(Data listing)

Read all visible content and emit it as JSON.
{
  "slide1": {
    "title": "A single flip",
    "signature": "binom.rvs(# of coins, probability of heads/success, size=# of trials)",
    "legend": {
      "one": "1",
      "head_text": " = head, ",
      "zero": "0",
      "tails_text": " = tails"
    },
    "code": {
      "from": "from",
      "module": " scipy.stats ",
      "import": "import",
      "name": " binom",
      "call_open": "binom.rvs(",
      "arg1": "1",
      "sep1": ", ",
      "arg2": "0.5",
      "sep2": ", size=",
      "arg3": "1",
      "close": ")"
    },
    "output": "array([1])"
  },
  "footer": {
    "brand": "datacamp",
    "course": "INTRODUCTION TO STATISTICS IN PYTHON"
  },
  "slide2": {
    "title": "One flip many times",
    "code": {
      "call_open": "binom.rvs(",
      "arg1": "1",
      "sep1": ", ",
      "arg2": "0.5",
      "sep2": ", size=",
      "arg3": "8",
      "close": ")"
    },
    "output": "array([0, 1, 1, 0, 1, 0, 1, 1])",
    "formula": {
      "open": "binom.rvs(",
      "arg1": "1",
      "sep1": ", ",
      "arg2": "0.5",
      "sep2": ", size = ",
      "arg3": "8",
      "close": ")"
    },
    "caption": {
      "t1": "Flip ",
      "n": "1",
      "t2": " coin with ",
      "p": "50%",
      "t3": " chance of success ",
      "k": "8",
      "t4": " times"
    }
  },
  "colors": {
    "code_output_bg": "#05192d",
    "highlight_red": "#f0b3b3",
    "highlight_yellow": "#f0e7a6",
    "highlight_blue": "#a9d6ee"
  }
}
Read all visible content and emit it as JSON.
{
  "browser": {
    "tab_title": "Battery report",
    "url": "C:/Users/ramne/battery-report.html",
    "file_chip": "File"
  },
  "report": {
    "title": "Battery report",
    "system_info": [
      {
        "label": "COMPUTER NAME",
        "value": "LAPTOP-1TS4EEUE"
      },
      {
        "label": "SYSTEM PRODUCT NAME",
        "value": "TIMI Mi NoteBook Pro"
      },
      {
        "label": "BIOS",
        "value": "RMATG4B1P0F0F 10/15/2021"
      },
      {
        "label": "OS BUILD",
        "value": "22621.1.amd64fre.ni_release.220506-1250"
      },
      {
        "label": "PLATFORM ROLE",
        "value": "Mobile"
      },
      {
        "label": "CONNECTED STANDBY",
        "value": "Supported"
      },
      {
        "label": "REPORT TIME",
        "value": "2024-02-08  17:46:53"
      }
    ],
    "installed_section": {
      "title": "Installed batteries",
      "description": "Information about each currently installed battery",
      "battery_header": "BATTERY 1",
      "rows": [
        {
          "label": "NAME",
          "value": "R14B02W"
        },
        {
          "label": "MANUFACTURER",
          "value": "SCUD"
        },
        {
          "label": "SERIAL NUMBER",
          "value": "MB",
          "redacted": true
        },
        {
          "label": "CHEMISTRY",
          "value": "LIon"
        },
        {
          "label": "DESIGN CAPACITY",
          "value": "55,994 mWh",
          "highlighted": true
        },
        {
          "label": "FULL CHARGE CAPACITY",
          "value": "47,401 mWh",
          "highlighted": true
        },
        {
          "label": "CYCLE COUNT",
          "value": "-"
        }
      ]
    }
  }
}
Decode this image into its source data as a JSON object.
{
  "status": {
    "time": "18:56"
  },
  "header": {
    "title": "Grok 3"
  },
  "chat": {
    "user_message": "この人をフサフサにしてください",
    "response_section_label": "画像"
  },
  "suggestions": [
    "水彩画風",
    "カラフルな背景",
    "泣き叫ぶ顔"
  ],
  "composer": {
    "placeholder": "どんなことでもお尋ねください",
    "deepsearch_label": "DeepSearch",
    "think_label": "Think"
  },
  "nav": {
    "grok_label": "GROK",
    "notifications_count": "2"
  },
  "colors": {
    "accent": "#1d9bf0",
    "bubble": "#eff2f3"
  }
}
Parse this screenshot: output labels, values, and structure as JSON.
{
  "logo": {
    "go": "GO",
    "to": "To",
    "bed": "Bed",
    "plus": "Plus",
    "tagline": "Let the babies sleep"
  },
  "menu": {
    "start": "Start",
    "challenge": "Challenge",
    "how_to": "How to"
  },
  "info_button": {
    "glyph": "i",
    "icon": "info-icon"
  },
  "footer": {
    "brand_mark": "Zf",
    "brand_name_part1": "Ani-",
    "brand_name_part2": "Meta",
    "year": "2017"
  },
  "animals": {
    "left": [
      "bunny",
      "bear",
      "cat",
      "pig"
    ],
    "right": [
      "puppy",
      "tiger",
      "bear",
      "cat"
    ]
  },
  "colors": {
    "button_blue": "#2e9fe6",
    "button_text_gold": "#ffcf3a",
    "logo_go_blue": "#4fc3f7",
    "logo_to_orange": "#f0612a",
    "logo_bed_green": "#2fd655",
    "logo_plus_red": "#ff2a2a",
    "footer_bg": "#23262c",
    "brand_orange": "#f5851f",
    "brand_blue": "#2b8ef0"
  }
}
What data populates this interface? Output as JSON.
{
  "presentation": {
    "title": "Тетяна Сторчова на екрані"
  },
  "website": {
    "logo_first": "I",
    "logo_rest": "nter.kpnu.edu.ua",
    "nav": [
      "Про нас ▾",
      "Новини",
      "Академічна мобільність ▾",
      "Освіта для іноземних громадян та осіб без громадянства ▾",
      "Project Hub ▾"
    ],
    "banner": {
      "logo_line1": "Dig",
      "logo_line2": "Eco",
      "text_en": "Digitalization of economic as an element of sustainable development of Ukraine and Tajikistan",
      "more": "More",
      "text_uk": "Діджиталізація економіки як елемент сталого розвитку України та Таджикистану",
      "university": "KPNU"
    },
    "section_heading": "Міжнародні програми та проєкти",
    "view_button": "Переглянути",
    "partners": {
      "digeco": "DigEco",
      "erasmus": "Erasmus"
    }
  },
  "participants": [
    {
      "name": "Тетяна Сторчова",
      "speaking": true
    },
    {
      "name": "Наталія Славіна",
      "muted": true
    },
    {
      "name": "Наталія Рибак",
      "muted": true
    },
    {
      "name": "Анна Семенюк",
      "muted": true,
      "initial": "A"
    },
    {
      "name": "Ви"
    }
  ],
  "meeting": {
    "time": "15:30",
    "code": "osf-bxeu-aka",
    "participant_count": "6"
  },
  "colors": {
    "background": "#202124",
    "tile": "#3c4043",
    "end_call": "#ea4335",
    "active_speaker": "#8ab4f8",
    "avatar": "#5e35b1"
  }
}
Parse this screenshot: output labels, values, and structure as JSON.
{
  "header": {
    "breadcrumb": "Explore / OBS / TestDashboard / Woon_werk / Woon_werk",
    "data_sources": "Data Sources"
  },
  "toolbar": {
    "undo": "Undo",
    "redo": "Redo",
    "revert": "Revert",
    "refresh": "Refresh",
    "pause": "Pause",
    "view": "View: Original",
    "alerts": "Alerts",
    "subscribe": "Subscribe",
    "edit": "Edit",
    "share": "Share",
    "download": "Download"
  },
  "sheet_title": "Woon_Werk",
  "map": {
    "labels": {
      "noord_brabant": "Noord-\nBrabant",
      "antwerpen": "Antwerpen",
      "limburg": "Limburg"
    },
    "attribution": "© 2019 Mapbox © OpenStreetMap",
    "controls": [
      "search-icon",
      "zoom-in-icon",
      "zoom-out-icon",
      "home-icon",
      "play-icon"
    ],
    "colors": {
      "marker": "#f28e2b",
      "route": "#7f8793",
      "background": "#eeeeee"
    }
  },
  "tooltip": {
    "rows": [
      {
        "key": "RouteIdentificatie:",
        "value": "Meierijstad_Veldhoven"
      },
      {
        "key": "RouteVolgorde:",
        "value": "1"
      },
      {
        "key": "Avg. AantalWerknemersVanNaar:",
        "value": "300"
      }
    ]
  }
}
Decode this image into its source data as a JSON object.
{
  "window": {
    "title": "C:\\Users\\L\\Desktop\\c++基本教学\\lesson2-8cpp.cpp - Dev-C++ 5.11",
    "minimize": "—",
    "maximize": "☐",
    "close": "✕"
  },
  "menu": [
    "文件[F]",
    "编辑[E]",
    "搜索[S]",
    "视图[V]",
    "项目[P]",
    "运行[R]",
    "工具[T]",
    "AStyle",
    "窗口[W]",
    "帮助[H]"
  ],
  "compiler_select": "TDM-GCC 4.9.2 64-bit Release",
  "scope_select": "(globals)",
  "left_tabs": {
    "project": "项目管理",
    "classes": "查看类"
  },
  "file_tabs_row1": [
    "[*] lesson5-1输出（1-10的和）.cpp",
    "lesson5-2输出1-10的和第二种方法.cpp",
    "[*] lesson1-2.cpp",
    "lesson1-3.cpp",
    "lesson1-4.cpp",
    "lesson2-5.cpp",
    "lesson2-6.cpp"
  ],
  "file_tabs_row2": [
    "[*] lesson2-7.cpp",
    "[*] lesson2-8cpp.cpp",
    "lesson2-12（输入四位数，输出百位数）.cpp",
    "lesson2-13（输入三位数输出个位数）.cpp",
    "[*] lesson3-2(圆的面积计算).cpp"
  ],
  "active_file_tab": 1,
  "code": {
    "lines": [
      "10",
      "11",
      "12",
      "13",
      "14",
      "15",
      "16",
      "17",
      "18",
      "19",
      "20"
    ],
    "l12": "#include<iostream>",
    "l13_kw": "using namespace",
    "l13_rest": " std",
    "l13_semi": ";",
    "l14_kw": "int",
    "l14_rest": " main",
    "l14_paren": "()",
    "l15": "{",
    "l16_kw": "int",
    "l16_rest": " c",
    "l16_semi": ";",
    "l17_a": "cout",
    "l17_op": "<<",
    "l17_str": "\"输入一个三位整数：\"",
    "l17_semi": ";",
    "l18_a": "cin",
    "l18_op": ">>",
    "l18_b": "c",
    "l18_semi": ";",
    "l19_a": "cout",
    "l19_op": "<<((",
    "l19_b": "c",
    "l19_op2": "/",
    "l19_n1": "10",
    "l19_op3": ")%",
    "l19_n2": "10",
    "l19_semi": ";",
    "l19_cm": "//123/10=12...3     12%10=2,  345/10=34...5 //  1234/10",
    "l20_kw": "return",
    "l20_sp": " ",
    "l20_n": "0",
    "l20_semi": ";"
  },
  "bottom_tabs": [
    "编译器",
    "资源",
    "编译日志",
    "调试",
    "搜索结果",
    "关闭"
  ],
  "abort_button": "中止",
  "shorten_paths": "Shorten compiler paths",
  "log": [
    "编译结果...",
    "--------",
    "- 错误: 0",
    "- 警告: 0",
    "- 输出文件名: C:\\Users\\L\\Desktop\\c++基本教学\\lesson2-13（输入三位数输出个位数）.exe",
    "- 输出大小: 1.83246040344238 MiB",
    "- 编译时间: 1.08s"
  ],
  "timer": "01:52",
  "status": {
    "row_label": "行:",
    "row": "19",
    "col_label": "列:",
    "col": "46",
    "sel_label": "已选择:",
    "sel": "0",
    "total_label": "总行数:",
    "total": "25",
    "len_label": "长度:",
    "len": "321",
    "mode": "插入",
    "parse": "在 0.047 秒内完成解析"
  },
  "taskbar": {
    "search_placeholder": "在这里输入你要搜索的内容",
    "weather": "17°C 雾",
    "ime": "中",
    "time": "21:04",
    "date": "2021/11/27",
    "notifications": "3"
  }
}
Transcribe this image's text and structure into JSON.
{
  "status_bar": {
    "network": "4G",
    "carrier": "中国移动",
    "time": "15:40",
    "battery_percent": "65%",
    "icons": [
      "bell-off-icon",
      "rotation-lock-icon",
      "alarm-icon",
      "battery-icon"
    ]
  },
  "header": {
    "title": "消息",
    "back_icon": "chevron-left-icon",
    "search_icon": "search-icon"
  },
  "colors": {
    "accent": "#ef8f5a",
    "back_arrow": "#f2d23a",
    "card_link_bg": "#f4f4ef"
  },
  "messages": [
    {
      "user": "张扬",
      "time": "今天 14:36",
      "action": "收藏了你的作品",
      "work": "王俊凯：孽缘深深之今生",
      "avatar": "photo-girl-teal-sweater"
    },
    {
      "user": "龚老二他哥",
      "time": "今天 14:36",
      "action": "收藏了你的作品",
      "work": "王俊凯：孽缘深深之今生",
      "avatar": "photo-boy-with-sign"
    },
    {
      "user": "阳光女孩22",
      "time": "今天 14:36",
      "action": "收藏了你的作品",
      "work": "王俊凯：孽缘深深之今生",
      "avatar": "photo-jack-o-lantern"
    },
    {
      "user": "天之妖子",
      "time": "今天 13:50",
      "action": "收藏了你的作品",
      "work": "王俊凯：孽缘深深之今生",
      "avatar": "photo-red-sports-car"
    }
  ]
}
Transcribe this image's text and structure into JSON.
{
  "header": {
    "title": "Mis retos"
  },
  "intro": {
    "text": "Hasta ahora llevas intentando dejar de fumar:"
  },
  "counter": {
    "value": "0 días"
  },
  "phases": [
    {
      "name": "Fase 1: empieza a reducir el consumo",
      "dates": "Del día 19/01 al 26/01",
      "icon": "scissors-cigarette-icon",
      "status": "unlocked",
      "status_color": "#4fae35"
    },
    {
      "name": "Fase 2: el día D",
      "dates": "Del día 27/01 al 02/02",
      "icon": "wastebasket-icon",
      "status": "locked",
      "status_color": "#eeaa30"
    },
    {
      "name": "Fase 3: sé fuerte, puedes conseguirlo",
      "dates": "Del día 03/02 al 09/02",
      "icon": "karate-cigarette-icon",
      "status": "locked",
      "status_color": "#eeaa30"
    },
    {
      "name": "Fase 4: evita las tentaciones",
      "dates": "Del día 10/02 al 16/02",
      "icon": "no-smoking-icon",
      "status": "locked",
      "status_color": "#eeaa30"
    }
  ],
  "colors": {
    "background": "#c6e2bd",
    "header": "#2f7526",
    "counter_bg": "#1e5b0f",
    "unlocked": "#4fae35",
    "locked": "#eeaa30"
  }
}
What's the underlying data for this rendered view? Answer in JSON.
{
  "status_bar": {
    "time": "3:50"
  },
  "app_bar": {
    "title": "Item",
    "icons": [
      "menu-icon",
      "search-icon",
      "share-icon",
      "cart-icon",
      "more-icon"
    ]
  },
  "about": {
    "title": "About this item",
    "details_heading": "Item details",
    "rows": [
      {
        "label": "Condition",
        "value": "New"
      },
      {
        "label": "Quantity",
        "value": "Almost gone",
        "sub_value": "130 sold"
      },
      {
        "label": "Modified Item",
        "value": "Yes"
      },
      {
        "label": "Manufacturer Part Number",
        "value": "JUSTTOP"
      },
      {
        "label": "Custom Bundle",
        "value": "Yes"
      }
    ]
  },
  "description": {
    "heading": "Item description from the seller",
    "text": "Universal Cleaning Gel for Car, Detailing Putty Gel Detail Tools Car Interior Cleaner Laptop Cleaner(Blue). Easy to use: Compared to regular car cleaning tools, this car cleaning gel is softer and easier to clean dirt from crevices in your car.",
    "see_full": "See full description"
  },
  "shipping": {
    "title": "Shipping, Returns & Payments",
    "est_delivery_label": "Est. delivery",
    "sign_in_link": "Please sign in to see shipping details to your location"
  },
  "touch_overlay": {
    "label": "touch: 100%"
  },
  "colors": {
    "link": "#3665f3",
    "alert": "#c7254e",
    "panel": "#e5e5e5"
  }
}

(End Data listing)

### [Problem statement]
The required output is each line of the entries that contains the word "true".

### [Response for this exercise]
          "redacted": true
          "highlighted": true
          "highlighted": true
      "speaking": true
      "muted": true
      "muted": true
      "muted": true,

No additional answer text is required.